If you broke the speed limit, injured someone while drinking and driving or you have multiple DUIs on your record, the cost difference will probably be dramatically more.
Rate for teen drivers
In 2018 Michigan teenagers were involved in a total of 68,684 accidents, which resulted in 16,583 injuries, 51,903 cases of property damage, and 198 fatalities. For such a small demographic, that’s a lot of claims. The table below shows the amount a 16 year old driver will add to their parents’ policy.
|Car insurance company||Average annual premium for full coverage|
*16-year-old on their parent’s policy
Fortunately, many insurance companies offer multiple discounts that students can take advantage of to help with premium costs. Look for defensive driving courses, good student and student away at school discounts. You can also look at driving analytics discounts to help encourage your teen to drive safely. Just keep in mind that if the insurance company doesn’t like what it sees, you may end up paying more.

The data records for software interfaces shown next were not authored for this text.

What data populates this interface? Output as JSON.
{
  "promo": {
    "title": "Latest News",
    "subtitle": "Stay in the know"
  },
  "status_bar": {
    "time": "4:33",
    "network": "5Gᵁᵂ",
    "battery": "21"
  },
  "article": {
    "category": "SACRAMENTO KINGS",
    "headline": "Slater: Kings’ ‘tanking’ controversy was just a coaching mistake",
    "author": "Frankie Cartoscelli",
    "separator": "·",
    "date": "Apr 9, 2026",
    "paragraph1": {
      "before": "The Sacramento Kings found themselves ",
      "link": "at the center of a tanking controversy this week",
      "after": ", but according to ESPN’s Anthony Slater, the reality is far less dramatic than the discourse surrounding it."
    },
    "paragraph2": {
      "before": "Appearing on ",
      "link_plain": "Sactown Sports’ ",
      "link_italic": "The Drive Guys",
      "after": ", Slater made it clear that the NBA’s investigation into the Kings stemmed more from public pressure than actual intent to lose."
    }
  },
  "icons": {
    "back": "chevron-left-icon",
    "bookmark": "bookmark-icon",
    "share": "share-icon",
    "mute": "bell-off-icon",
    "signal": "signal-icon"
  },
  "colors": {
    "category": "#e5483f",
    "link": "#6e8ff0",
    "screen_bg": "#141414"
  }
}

Who is a high-risk driver?
A high-risk driver is a driver who has or is one or more of the following:
- Multiple speeding tickets
- At-fault accidents
- Past DUIs
- Lapse in insurance coverage
- Teenage driver
Insurance companies may believe having at least one of these traits suggests you will likely make a claim in the near future, so they charge more money for high-risk car insurance in Michigan.
The standard industry definition of a high-risk driver is anyone who is unable to get a policy with their preferred carrier. Though this may be the case, it’s by no means a certainty that your policy will be canceled or denied. What often happens is that drivers simply need to pay more for car insurance.
How to lower your rate if you are a high-risk driver
Michigan high-risk auto insurance costs a lot of money, but there are ways to lower it.
- Shop around: As you saw, insurance companies charge different rates, which means you may not be penalized as much if you switch providers.
- Compare discounts: Discounts are pretty commonplace among national providers (many even offering the same ones). Two companies may offer you the same discounts, but one may offer more savings.
- Drive an older car: Old cars don’t cost as much to replace, which means they are cheaper to insure. To get the most potential for savings, purchase a car with a high safety rating that you can also pair up with discounts (such as anti-lock brakes, daytime lights and airbags).
Frequently asked questions
What is the best car insurance company?
The best company will depend on your needs and what you are looking for. For our picks based on coverage options, average rates and customer service, see our Best car insurance companies for 2021 page.
What is the average cost of car insurance?
The average cost of car insurance in the U.S. is $1,674 for full coverage and $565 for minimum coverage.
The average in Michigan is $2,309 for full and $948 for minimum.
What is the best car insurance company in Michigan?
We narrowed it down to Geico, USAA, Progressive, Auto-Owners and State Farm. To see why, read Best car insurance in Michigan 2021.
Bankrate utilizes Quadrant Information Services to analyze 2021 rates for all ZIP codes and carriers in all 50 states and Washington, D.C. Quoted rates are based on a 40-year-old male and female driver with a clean driving record, good credit and the following full coverage limits:
- $100,000 bodily injury liability per person
- $300,000 bodily injury liability per accident
- $50,000 property damage liability per accident
- $100,000 uninsured motorist bodily injury per person
- $300,000 uninsured motorist bodily injury per accident
- $500 collision deductible
- $500 comprehensive deductible
To determine minimum coverage limits, Bankrate used minimum coverages that meet each state’s requirements. Our base profile drivers own a 2019 Toyota Camry, commute five days a week and drive 12,000 miles annually. These are sample rates and should only be used for comparative purposes.
Incident: Rates were calculated by evaluating our base profile with the following incidents applied: clean record (base), at-fault accident, single speeding ticket, single DUI conviction and lapse in coverage.